This is a book definitely worth reading, but I wouldn't put it up there with Steinbeck's best.
It has clear prose, spiced with humor, pathos and wondeThis is a book definitely worth reading, but I wouldn't put it up there with Steinbeck's best.
It has clear prose, spiced with humor, pathos and wonderful descriptions of places and people. But the book is short and much was off limits.
In itself it is amazing that Steinbeck and the famed photographer Robert Capa were even allowed into Russia in 1947, two years after the war and with the Cold War in full swing. Steinbeck was employed as a war correspondent by the New York Herald Tribune and he continued to work for them. The aim of the book was to draw a picture of ordinary Russian people; the focus was not politics.
How well does he capture "the Russian people"? That which Steinbeck tells us and which Capa shows through his photos are interesting but the visit is too brief to give a full picture. Bureaucracy and state restrictions hampered the endeavor. Neither did they plan the trip that well. They flew via Stockholm to Moscow, where no rooms awaited them. Finally, installed first at the Metropol and then later at the Savoy, they seek permission to leave Moscow, to take photos and to talk to people. Who was to sponsor them was even up for grabs. Eventually with papers and permission slips in order they make separate trips from Moscow to Kiev, to Stalingrad/Volgograd and to Georgia visiting both Tiflis/Tbilisi and Batum/Batumi. Each time returning to Moscow to bathe and to sleep, but in reality to drink and to converse with Western correspondents and Russian officials. To go to the Bolshoi.
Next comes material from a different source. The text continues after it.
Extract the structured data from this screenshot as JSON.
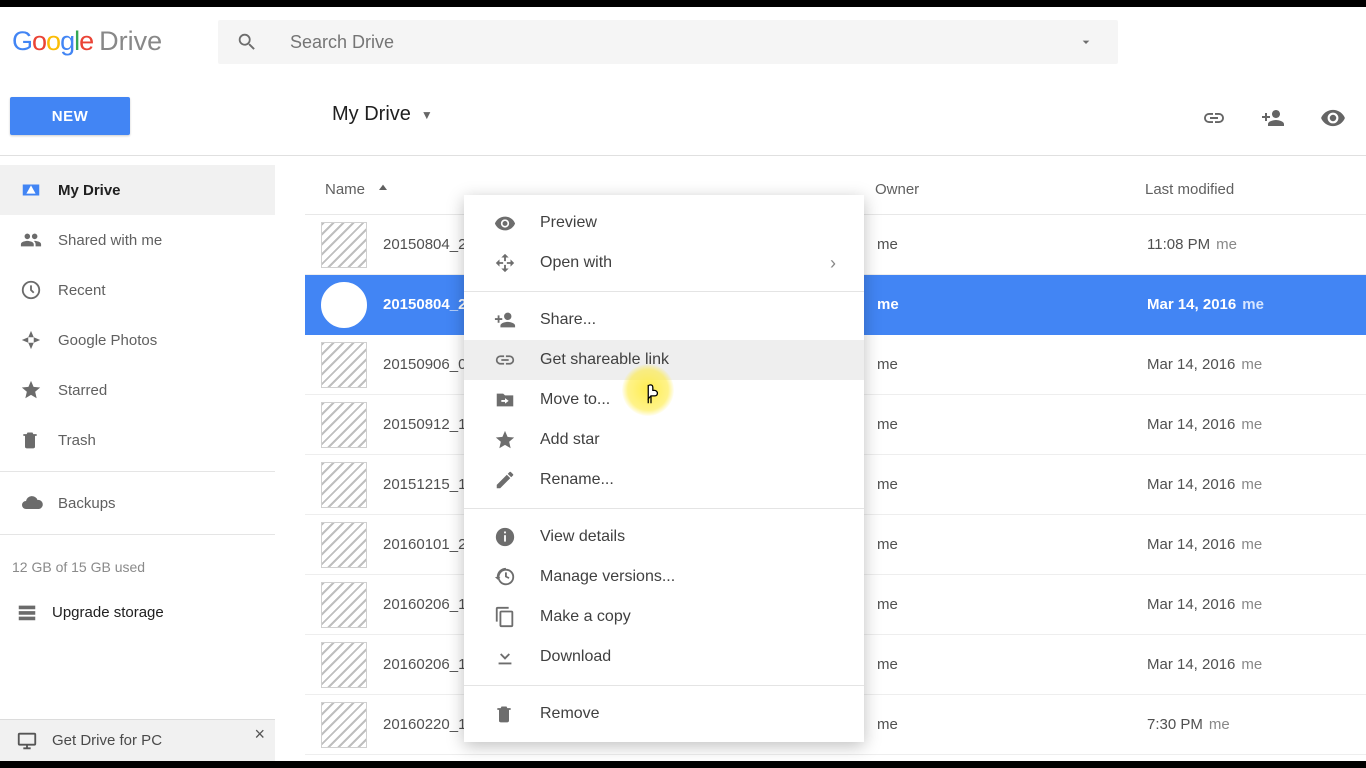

Capa was incessantly fretting over his photos; would they be allowed out? The two were only there a couple of weeks. Yes, they spent time with ordinary Russian people, but the time spent was limited and often restricted.
The book shows vividly the destruction of the Patriotic War. Gifts were given to the City of Stalingrad from foreign nations, but what were needed were artificial limbs, housing and a whole new infrastructure. Each morning in the square outside their hotel window the two saw the Russian people, mostly women, creep out from the cellars, all that remained from before. It is quite a feat to go to work in clean clothes. Women, because the men were crippled or killed. Steinbeck’s writing is sharp, vivid and moving.
Outside Kiev the two men visited collective farms. The people were generous with that which they had. There was laughing and good food and dancing and music, always music and dancing and vodka and brown bread and cucumbers and tomatoes. Not fancy but generous, singing, happy people, hopeful for the future. Curious people, always asking questions and carefully evaluating the given replies. Rarely could Steinbeck or Capa give adequate answers. Do Americans like poetry? Does the state help farmers with equipment, new techniques and advice about experimental seeds? It is the questions posed by the ordinary Russians and then their replies to the answers given that are the most telling. Yet any reader must question whom were they allowed to meet and talk with. Not just anyone!
In Georgia, what the men saw is lyrically depicted. Georgia was never destroyed by the war. Always generous people, dancing and music and food. This section reads almost as a tourist guide. I continually looked at images of places visited on internet.
I wish I had seen Capa’s photos. Only a few are to be found on the web. I listened to the audiobook reasonably well narrated by Richard Poe. He tends to dramatize, but his dramatization does fit the intent of Steinbeck’s lines. You could hear the humor. You could hear the exasperation that intermittently arose between Capa and Steinbeck. Capa would disappear into the bathtub for hours, with his stolen/”borrowed” books. Steinbeck has his own little quirks we learn of too.
I am certainly glad I read this. You have to take it for what it is and be happy for that we have been allowed to glimpse. I would recommend reading the paper version so you see the photos; they are half of the story....more